Once she could make her way north, she could follow the ravine past two hills and up a third. The cave entrance was on the east face of the hillside beside a pile of rocks, cleared away from the land slide? Why they did not leave it blocked and out of temptation—
Mr. Darcy had explained they uncovered it as it was though safer to have it open and easy to enter than to tempt small boys to find a more dangerous way in. Bless it all, he was probably right. But did he have to take such prodigious good care of everyone and everything in his reach?
Small branches slapped aat her face and tore her bonnet back. She shoved stray locks out of her eyes.
If only he had not been so determined to take care of Mr. Wickham, none of this would have happened. If only Papa would have listened to her and not hired him, none of this would be happening. They were both so infuriatingly stubborn!
She grumbled under her breath and wiped sweat from her face with her sleeve. If only they had listened to her.
But Papa insisted he had good reason. After what had happened with Lord Alrick, he said she willfully misunderstood the intentions of every man in the room, condemning every one of them to be rakes and cads if they so much as gave a glance her way. He could hardly trust her dislike any more. She swallowed back the knot in her throat. After their latest row, did he trust her at all anymore?
They had spoken little since that morning, nods and grunts in passing. He gave orders, she followed them. But their camaraderie was lost. Perhaps it was irretrievable now. Her throat knotted.
This would not do. Control, she must control her thoughts. All this would still be there after the boys were returned.
The stream babbled ahead of her. She guided the horse across, its hooves splashing the hem of her skirts as they crossed. She paused a moment—she was on the Pemberley side now. Stray spray from the stream over rocks kissed her cheeks even as Mr. Darcy had before he left.
If anything happened to the boys, any of them, would he still want her? She had been in charge of the house. She had called the footmen from their duty in the halls. If the men had been at their posts, would all this have happened? Could he, or Papa, forgive her?
Though she wanted to blame them, this was all her fault!
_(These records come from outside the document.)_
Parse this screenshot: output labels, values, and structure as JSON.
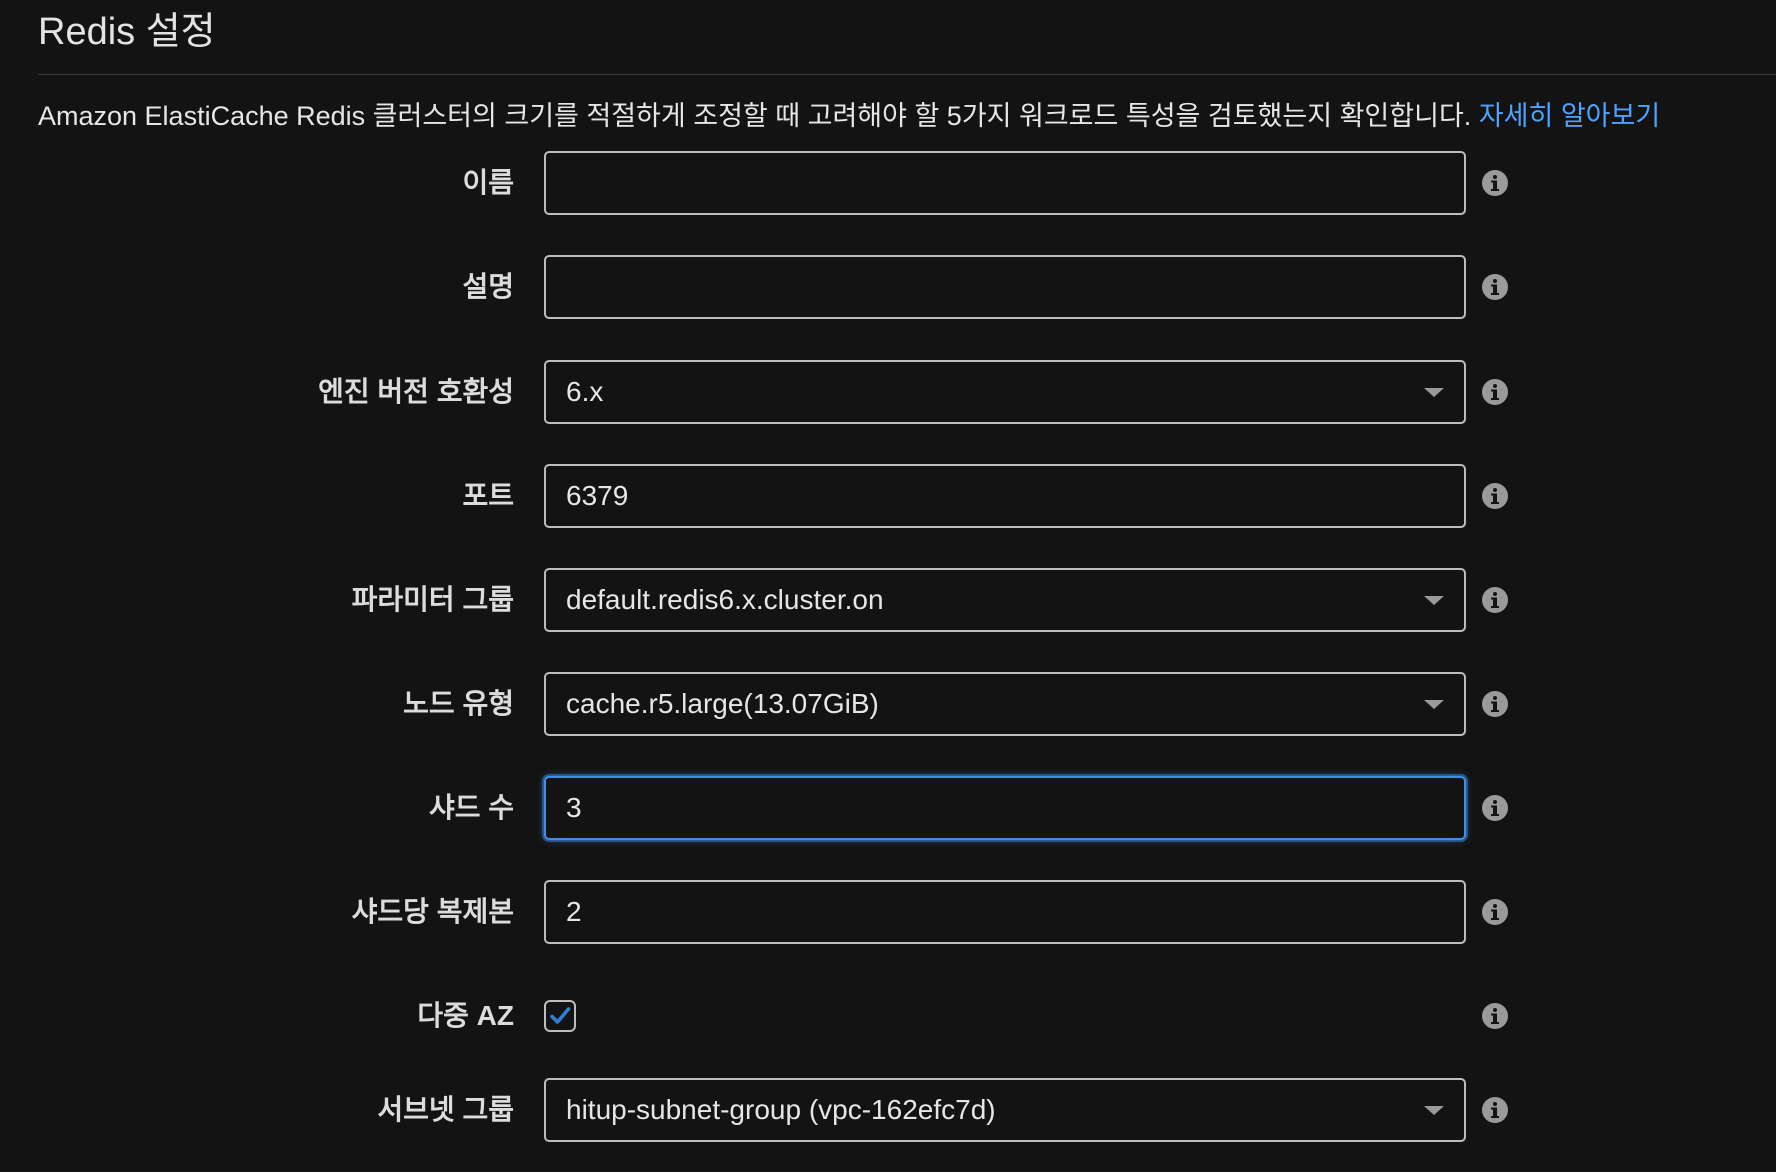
{
  "section": {
    "title": "Redis 설정",
    "intro_text": "Amazon ElastiCache Redis 클러스터의 크기를 적절하게 조정할 때 고려해야 할 5가지 워크로드 특성을 검토했는지 확인합니다.",
    "learn_more": "자세히 알아보기"
  },
  "fields": {
    "name": {
      "label": "이름",
      "value": ""
    },
    "description": {
      "label": "설명",
      "value": ""
    },
    "engine_version": {
      "label": "엔진 버전 호환성",
      "value": "6.x"
    },
    "port": {
      "label": "포트",
      "value": "6379"
    },
    "parameter_group": {
      "label": "파라미터 그룹",
      "value": "default.redis6.x.cluster.on"
    },
    "node_type": {
      "label": "노드 유형",
      "value": "cache.r5.large(13.07GiB)"
    },
    "shards": {
      "label": "샤드 수",
      "value": "3"
    },
    "replicas_per_shard": {
      "label": "샤드당 복제본",
      "value": "2"
    },
    "multi_az": {
      "label": "다중 AZ",
      "checked": true
    },
    "subnet_group": {
      "label": "서브넷 그룹",
      "value": "hitup-subnet-group (vpc-162efc7d)"
    }
  },
  "colors": {
    "background": "#131313",
    "link": "#4da3ff",
    "focus": "#3d8ee8",
    "checkbox_check": "#2f7fd6",
    "info_icon": "#9a9a9a"
  },
  "icons": {
    "info": "info-icon",
    "dropdown": "chevron-down-icon",
    "check": "checkmark-icon"
  }
}
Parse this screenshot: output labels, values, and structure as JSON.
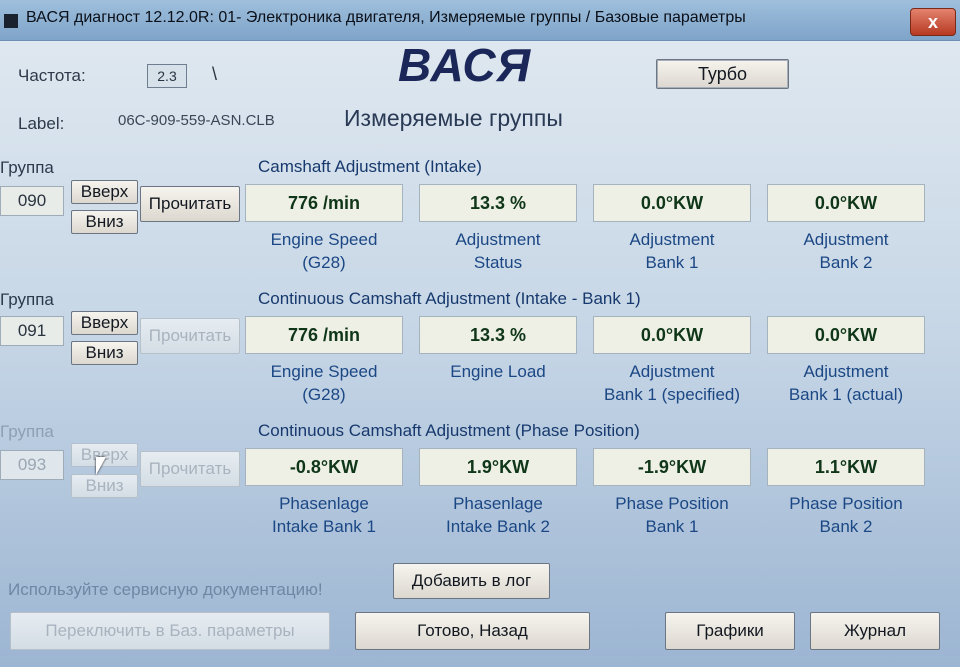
{
  "window": {
    "title": "ВАСЯ диагност 12.12.0R: 01- Электроника двигателя,  Измеряемые группы / Базовые параметры",
    "close_label": "x"
  },
  "header": {
    "freq_label": "Частота:",
    "freq_value": "2.3",
    "freq_spinner": "\\",
    "label_label": "Label:",
    "label_value": "06C-909-559-ASN.CLB",
    "brand": "ВАСЯ",
    "subtitle": "Измеряемые группы",
    "turbo_label": "Турбо"
  },
  "groups": [
    {
      "label": "Группа",
      "number": "090",
      "up": "Вверх",
      "down": "Вниз",
      "read": "Прочитать",
      "title": "Camshaft Adjustment (Intake)",
      "cells": [
        {
          "value": "776 /min",
          "caption1": "Engine Speed",
          "caption2": "(G28)"
        },
        {
          "value": "13.3 %",
          "caption1": "Adjustment",
          "caption2": "Status"
        },
        {
          "value": "0.0°KW",
          "caption1": "Adjustment",
          "caption2": "Bank 1"
        },
        {
          "value": "0.0°KW",
          "caption1": "Adjustment",
          "caption2": "Bank 2"
        }
      ]
    },
    {
      "label": "Группа",
      "number": "091",
      "up": "Вверх",
      "down": "Вниз",
      "read": "Прочитать",
      "title": "Continuous Camshaft Adjustment (Intake - Bank 1)",
      "cells": [
        {
          "value": "776 /min",
          "caption1": "Engine Speed",
          "caption2": "(G28)"
        },
        {
          "value": "13.3 %",
          "caption1": "Engine Load",
          "caption2": ""
        },
        {
          "value": "0.0°KW",
          "caption1": "Adjustment",
          "caption2": "Bank 1 (specified)"
        },
        {
          "value": "0.0°KW",
          "caption1": "Adjustment",
          "caption2": "Bank 1 (actual)"
        }
      ]
    },
    {
      "label": "Группа",
      "number": "093",
      "up": "Вверх",
      "down": "Вниз",
      "read": "Прочитать",
      "title": "Continuous Camshaft Adjustment (Phase Position)",
      "cells": [
        {
          "value": "-0.8°KW",
          "caption1": "Phasenlage",
          "caption2": "Intake Bank 1"
        },
        {
          "value": "1.9°KW",
          "caption1": "Phasenlage",
          "caption2": "Intake Bank 2"
        },
        {
          "value": "-1.9°KW",
          "caption1": "Phase Position",
          "caption2": "Bank 1"
        },
        {
          "value": "1.1°KW",
          "caption1": "Phase Position",
          "caption2": "Bank 2"
        }
      ]
    }
  ],
  "footer": {
    "hint": "Используйте сервисную документацию!",
    "add_log": "Добавить в лог",
    "switch_basic": "Переключить в Баз. параметры",
    "done_back": "Готово, Назад",
    "graphs": "Графики",
    "journal": "Журнал"
  }
}
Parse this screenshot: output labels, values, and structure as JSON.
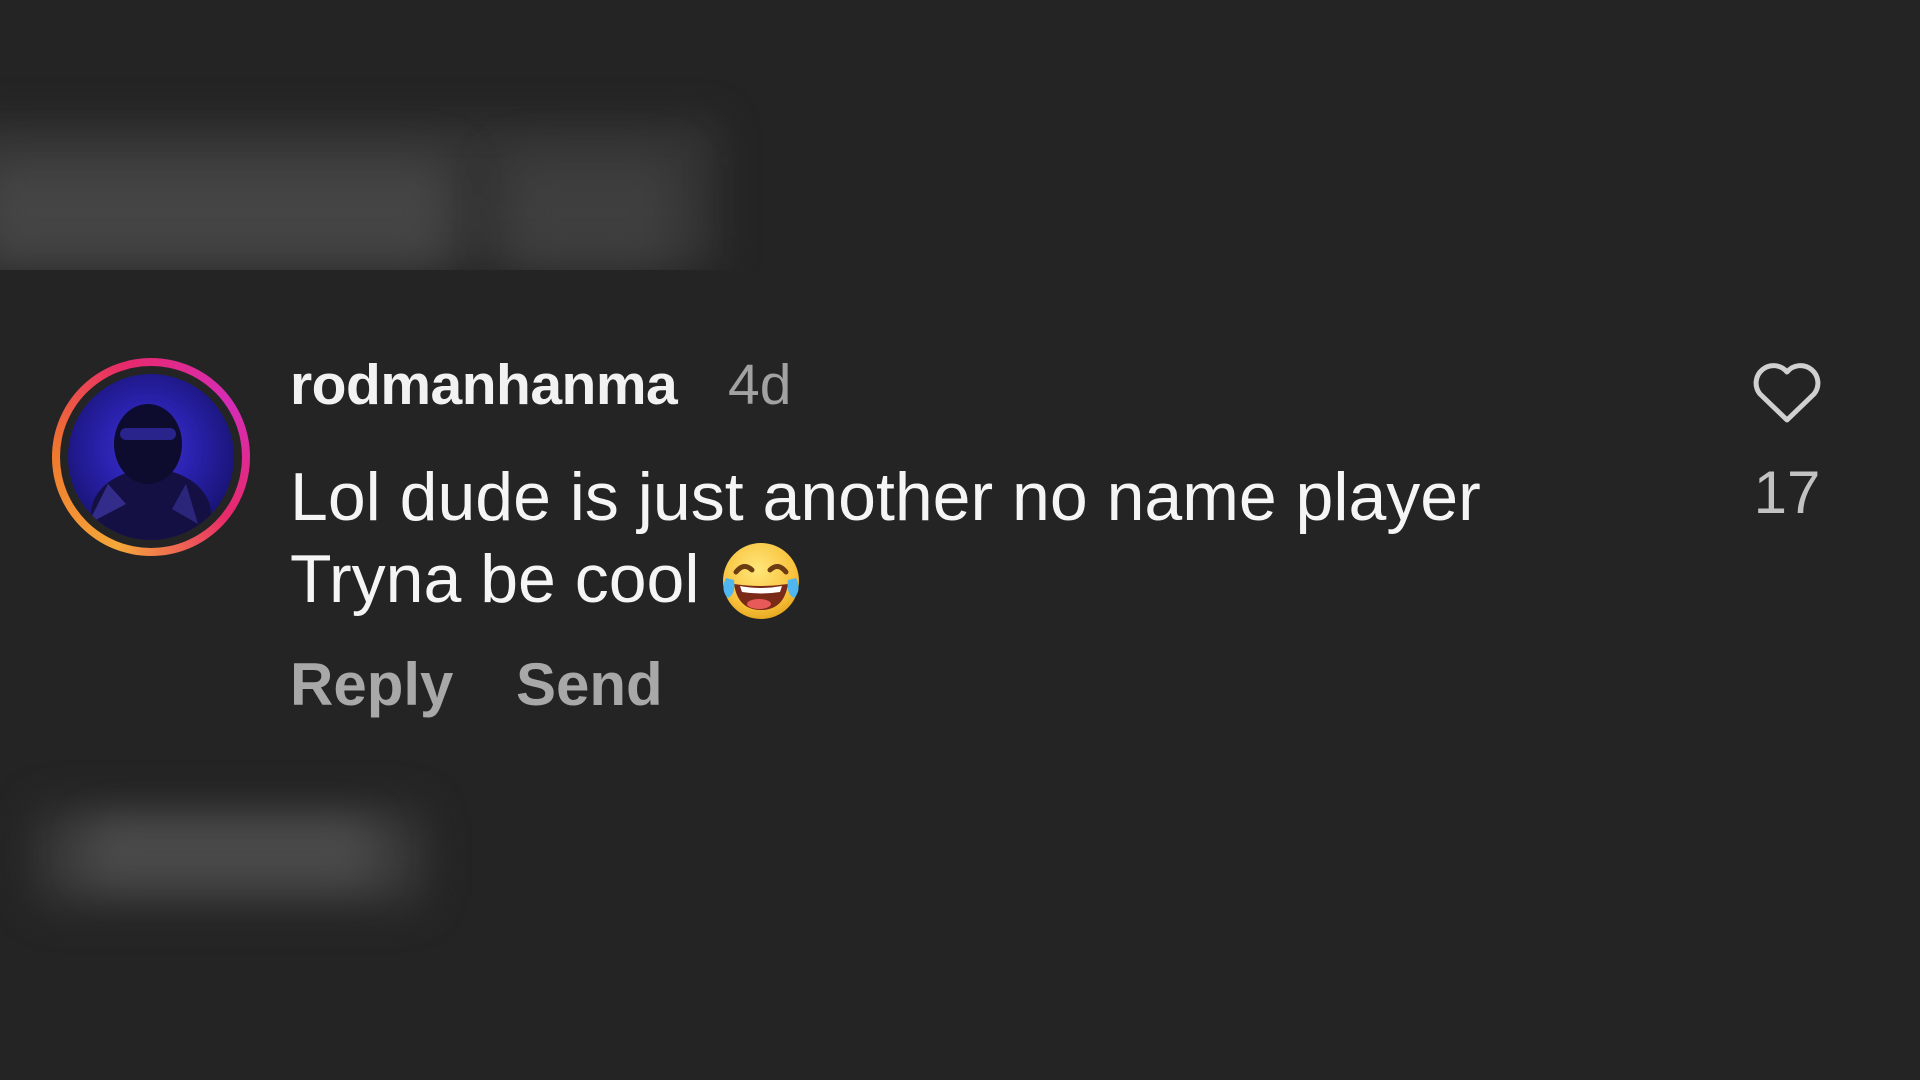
{
  "comment": {
    "username": "rodmanhanma",
    "timestamp": "4d",
    "text_line1": "Lol dude is just another no name player",
    "text_line2": "Tryna be cool",
    "emoji": "face-with-tears-of-joy",
    "like_count": "17",
    "reply_label": "Reply",
    "send_label": "Send"
  },
  "icons": {
    "like": "heart-outline-icon",
    "avatar": "story-ring-avatar"
  },
  "colors": {
    "background": "#242424",
    "username": "#f2f2f2",
    "secondary_text": "#a2a2a2",
    "story_ring": [
      "#f5a83a",
      "#e8296a",
      "#d52cb8"
    ]
  }
}
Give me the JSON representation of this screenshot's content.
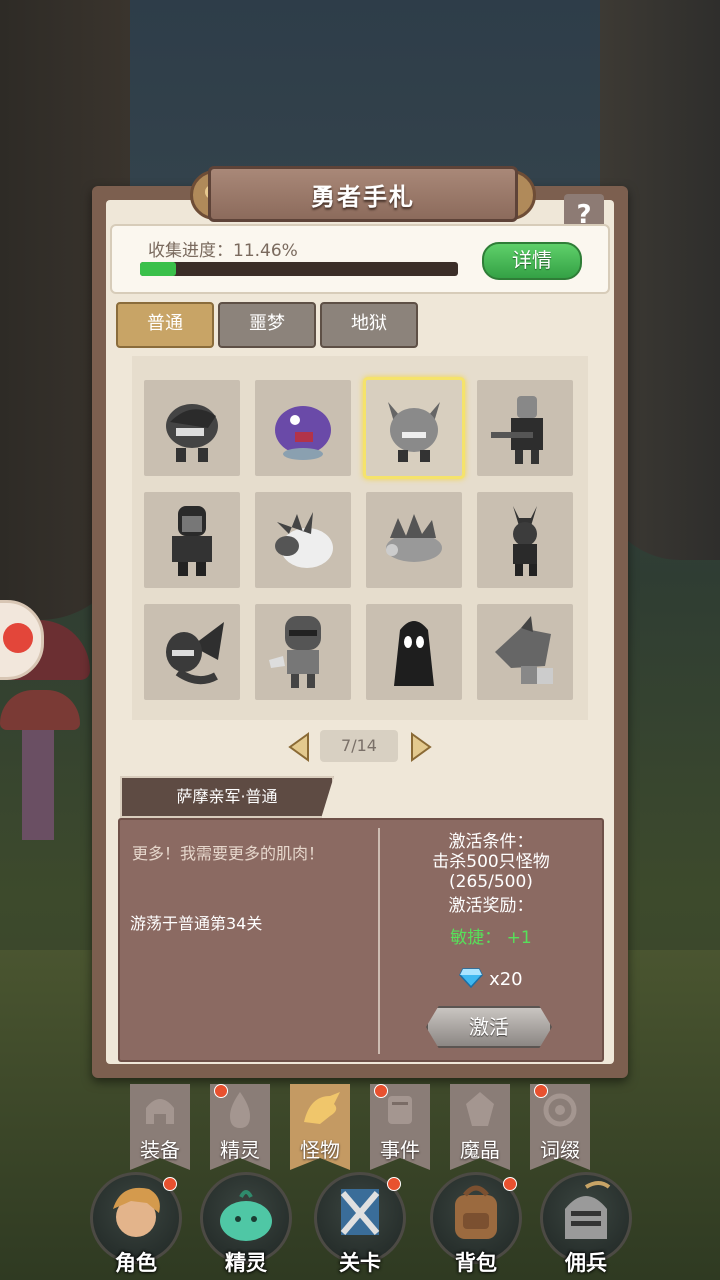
{
  "panel": {
    "title": "勇者手札",
    "help_label": "?"
  },
  "progress": {
    "label": "收集进度：11.46%",
    "fraction": 0.1146,
    "detail_button": "详情"
  },
  "tabs": [
    {
      "label": "普通",
      "active": true
    },
    {
      "label": "噩梦",
      "active": false
    },
    {
      "label": "地狱",
      "active": false
    }
  ],
  "monsters": [
    {
      "icon": "shark-monster-icon",
      "selected": false
    },
    {
      "icon": "purple-ogre-icon",
      "selected": false
    },
    {
      "icon": "horned-brute-icon",
      "selected": true
    },
    {
      "icon": "masked-gunner-icon",
      "selected": false
    },
    {
      "icon": "hooded-thug-icon",
      "selected": false
    },
    {
      "icon": "spiked-sheep-icon",
      "selected": false
    },
    {
      "icon": "spiky-lizard-icon",
      "selected": false
    },
    {
      "icon": "jackal-warrior-icon",
      "selected": false
    },
    {
      "icon": "winged-dragon-icon",
      "selected": false
    },
    {
      "icon": "helmet-knight-icon",
      "selected": false
    },
    {
      "icon": "shadow-reaper-icon",
      "selected": false
    },
    {
      "icon": "armored-beast-icon",
      "selected": false
    }
  ],
  "pager": {
    "text": "7/14"
  },
  "monster_info": {
    "name": "萨摩亲军·普通",
    "quote": "更多！我需要更多的肌肉！",
    "location": "游荡于普通第34关",
    "condition_title": "激活条件：",
    "condition_text": "击杀500只怪物",
    "condition_progress": "(265/500)",
    "reward_title": "激活奖励：",
    "reward_stat": "敏捷：  +1",
    "reward_gem": "x20",
    "activate_button": "激活"
  },
  "sub_tabs": [
    {
      "label": "装备",
      "icon": "helmet-icon",
      "active": false,
      "dot": false
    },
    {
      "label": "精灵",
      "icon": "flame-spirit-icon",
      "active": false,
      "dot": true
    },
    {
      "label": "怪物",
      "icon": "dragon-icon",
      "active": true,
      "dot": false
    },
    {
      "label": "事件",
      "icon": "scroll-icon",
      "active": false,
      "dot": true
    },
    {
      "label": "魔晶",
      "icon": "crystal-icon",
      "active": false,
      "dot": false
    },
    {
      "label": "词缀",
      "icon": "spiral-icon",
      "active": false,
      "dot": true
    }
  ],
  "bottom_nav": [
    {
      "label": "角色",
      "icon": "hero-portrait-icon",
      "dot": true
    },
    {
      "label": "精灵",
      "icon": "slime-icon",
      "dot": false
    },
    {
      "label": "关卡",
      "icon": "crossed-swords-icon",
      "dot": true
    },
    {
      "label": "背包",
      "icon": "backpack-icon",
      "dot": true
    },
    {
      "label": "佣兵",
      "icon": "knight-helm-icon",
      "dot": false
    }
  ],
  "colors": {
    "accent_gold": "#c8a466",
    "progress_green": "#3ac04a",
    "bonus_green": "#57e05a",
    "selection": "#f5e36b",
    "notify_red": "#e8512f"
  }
}
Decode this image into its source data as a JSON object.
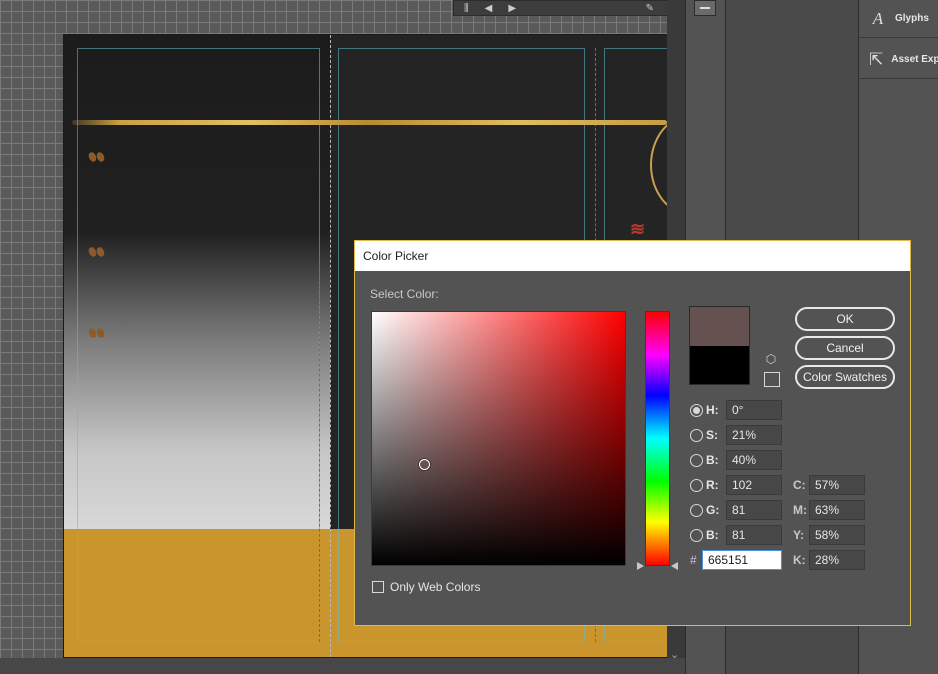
{
  "colors": {
    "accent_border": "#e0b84a",
    "current_color": "#665151",
    "original_color": "#000000",
    "document_gold": "#c9952c"
  },
  "side_panels": {
    "items": [
      {
        "label": "Glyphs",
        "icon": "glyphs-icon"
      },
      {
        "label": "Asset Exp",
        "icon": "asset-export-icon"
      }
    ]
  },
  "dialog": {
    "title": "Color Picker",
    "select_color_label": "Select Color:",
    "buttons": {
      "ok": "OK",
      "cancel": "Cancel",
      "swatches": "Color Swatches"
    },
    "hsb": [
      {
        "label": "H:",
        "value": "0°",
        "selected": true
      },
      {
        "label": "S:",
        "value": "21%",
        "selected": false
      },
      {
        "label": "B:",
        "value": "40%",
        "selected": false
      }
    ],
    "rgb": [
      {
        "label": "R:",
        "value": "102"
      },
      {
        "label": "G:",
        "value": "81"
      },
      {
        "label": "B:",
        "value": "81"
      }
    ],
    "cmyk": [
      {
        "label": "C:",
        "value": "57%"
      },
      {
        "label": "M:",
        "value": "63%"
      },
      {
        "label": "Y:",
        "value": "58%"
      },
      {
        "label": "K:",
        "value": "28%"
      }
    ],
    "hex_label": "#",
    "hex_value": "665151",
    "web_colors_label": "Only Web Colors",
    "web_colors_checked": false
  }
}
A small path wove north, through the trees beside the brook. She turned the horse to follow it. The trees thinned and the ravine opened up to her right, growing deeper as it progressed northwards. Soon, very soon, she would be at the cave. But what would she do then? She had only her small knife. How could she—
She screamed and nearly lost her seat.